Data records:
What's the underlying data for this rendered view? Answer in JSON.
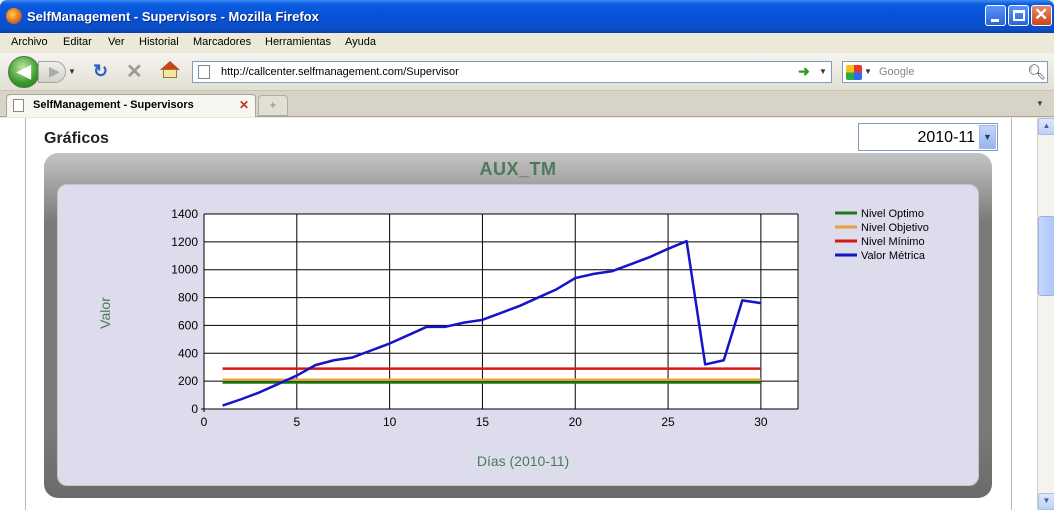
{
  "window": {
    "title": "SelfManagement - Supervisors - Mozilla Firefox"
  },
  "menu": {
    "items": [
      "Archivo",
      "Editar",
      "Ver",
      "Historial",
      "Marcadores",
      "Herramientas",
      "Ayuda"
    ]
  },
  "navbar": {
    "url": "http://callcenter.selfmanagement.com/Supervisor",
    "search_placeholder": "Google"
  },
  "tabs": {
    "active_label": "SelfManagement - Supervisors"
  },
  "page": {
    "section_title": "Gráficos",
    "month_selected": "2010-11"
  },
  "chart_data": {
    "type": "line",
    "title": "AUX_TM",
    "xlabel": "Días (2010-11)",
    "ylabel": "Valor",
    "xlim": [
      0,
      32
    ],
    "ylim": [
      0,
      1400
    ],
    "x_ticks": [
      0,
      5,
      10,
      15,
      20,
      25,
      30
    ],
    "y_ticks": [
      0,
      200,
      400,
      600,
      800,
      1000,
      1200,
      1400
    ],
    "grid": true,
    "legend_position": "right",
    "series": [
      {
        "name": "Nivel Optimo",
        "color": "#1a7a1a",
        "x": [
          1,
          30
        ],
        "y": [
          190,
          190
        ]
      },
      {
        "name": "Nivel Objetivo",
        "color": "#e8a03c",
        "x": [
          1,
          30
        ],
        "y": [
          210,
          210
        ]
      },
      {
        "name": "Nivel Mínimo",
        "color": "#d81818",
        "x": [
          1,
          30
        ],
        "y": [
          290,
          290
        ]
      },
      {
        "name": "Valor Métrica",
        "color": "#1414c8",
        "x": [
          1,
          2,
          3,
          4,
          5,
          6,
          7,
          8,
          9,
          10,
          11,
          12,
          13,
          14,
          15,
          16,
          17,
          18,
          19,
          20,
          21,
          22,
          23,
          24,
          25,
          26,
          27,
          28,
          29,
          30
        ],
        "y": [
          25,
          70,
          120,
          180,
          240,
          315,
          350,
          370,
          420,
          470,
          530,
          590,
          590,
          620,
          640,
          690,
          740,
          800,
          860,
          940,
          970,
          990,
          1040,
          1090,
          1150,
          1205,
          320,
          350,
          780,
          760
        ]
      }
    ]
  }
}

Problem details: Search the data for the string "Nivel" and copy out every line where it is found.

Task solution:
        "name": "Nivel Optimo",
        "name": "Nivel Objetivo",
        "name": "Nivel Mínimo",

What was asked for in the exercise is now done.